Wednesday, March 20, 2013
Many ways to influence policy
Last weekend, however, I was reminded that we don't always need to create formal programs for young people to have an influence on policy. Scott Simon, the host of NPR's Weekend Edition Saturday, offered a commentary about the growing support for gay marriage among politicians. Republican Senator Rob Portman of Ohio, who co-sponsored a law to prevent same-sex marriage in 1998 when he was in the House of Representatives, now supports it because his son is gay. President Obama has said that his position on same-sex marriage is "evolving" because his daughters have friends with same-sex parents. In 2009 Dick Cheney came out in support of same-sex marriage because his daughter Mary has been in a committed same-sex relationship for many years.
While the Defense of Marriage Act (DoMA), which defines marriage as a union between a man and a woman, is still on the books, Portman's change of heart brings us one step closer to a change in that policy. It also shows us that even without formal structures such as youth advisory councils, young people can and do influence adults who are close to them in important ways. Personal relationships are powerful.

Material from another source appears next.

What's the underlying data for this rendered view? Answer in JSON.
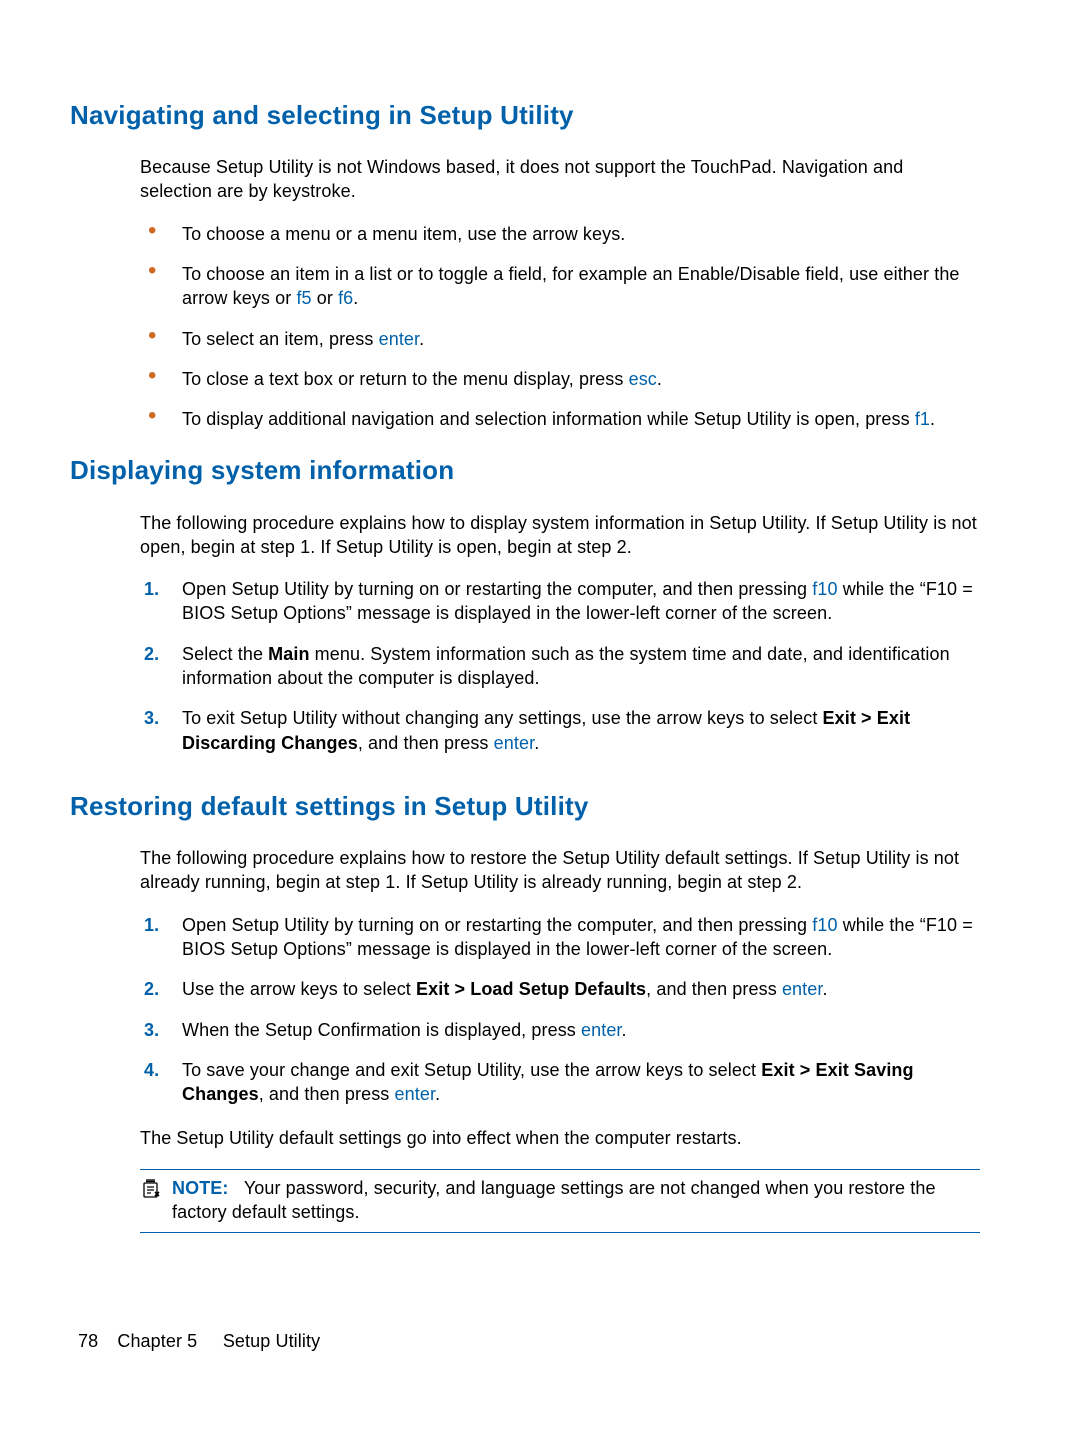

One way we can help young people develop confidence in their own ability to influence powerful people is to remind them of their influence among the decision-makers they already know--their parents--and encourage them to pay attention to what works and what doesn't work when they are attempting to exert that influence.
By reminding young people that they have power, we help them learn to use it effectively. We also remind ourselves to listen.